This handy graph shows Bitcoin prices between Nov 30, 2017, and December 1, 2020. It is easy to see that putting a lump sum into the digital currency at the beginning of this cycle would mean losing out on the cheaper entry points throughout the period. Trying to predict these cheap entry points, however, is a tricky and risky strategy.
Advantages of dollar cost averaging
Dollar-cost averaging has a number of benefits. Firstly, as we have mentioned, finding the right entry point is typically beyond even the most experienced of investors, because markets are hard to predict.
Secondly, this approach removes the emotional element from money management. Behavioural finance theory stipulates that there are many biases to which we as humans are susceptible when it comes to our own wealth, including overconfidence and chasing trends. These biases can distort our understanding of how the market functions and drive us to get in at the worst of times, which can be avoided through dollar cost averaging.
Thirdly, the dollar cost averaging approach makes wealth strategies widely available to a larger demographic. Many of us don’t have thousands of dollars to deploy in digital assets straight away, but over months or even years, it is possible to build a significant holding and make the most of the tops and bottoms of the market.
And finally, allocating a smaller amount at regular intervals rather than going all in straight away leaves one with some dry powder to stock up on a digital asset when the price crashes. For example, it would have made it possible to take advantage of the recent crash in the price of Bitcoin, which fell from its all-time high of $64,804 on April 14 to trade below $30,000 on July 21. Since then BTC has soared again by around 57%, so allocating close to the trough would have helped to offset losses from allocations made close to the peak in April.
The dollar cost averaging strategy is typically a safe and steady way to earn on your assets. However, its efficiency does depend on the market conditions we find ourselves in. Let’s look at an example of buying $10,000 worth of a $50 coin or token, netting 200 tokens (all figures are sourced from nerwallet.com). The chart below shows the profit or loss on each trade if the price goes up or down.
In a falling market, the dollar cost averaging strategy truly shines. Let’s say the $10,000 was split equally among four purchases ($2,500 each) at token prices of $50, $40, $30 and $25 over the course of a year. In total, this would buy 295.8 tokens and the table below shows the profit/loss at different sell prices.
In a flat market, where prices are mostly going sideways, the profit/loss scenario would look very similar to a lump sum allocation.
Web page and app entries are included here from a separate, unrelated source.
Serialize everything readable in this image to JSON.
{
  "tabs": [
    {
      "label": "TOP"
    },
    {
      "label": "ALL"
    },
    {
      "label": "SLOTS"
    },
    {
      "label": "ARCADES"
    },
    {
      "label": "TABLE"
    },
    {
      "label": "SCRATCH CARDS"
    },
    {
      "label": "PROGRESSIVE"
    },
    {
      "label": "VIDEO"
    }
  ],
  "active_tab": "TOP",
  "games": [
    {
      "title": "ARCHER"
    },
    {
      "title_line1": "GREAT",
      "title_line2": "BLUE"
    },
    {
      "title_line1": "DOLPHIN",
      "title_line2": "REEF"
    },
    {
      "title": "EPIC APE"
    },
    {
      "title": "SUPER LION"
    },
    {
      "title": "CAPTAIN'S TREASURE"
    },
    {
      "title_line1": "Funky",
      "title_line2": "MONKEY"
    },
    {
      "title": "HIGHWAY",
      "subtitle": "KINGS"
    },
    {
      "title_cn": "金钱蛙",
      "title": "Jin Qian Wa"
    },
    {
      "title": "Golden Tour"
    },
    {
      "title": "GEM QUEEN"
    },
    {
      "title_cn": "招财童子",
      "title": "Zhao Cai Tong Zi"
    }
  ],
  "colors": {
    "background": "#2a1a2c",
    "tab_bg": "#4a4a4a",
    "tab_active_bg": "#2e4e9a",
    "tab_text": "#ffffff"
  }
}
However, there is always the possibility that prices will fluctuate significantly and this strategy is poised to take advantage if this happens.
In a rising market, dollar cost averaging looks less attractive. Let’s assume we’re spending $10,000 in four installments on tokens priced $50, $65, $70 and $80, respectively. This would result in the purchase of 155.4 tokens and, as prices fall, the payoff profile looks less favorable.
However, keep in mind that for long-term wealth accumulation strategies, this scenario - i.e. a consistently rising market - is unlikely to last for a long time. In the world of cryptocurrencies, prices can fluctuate significantly in a matter of days, so trying to capture the upside in a bull market is a short-term and risky strategy. For those wanting to hold crypto for a long time, a dollar cost averaging strategy provides a steadier, potentially less stressful alternative.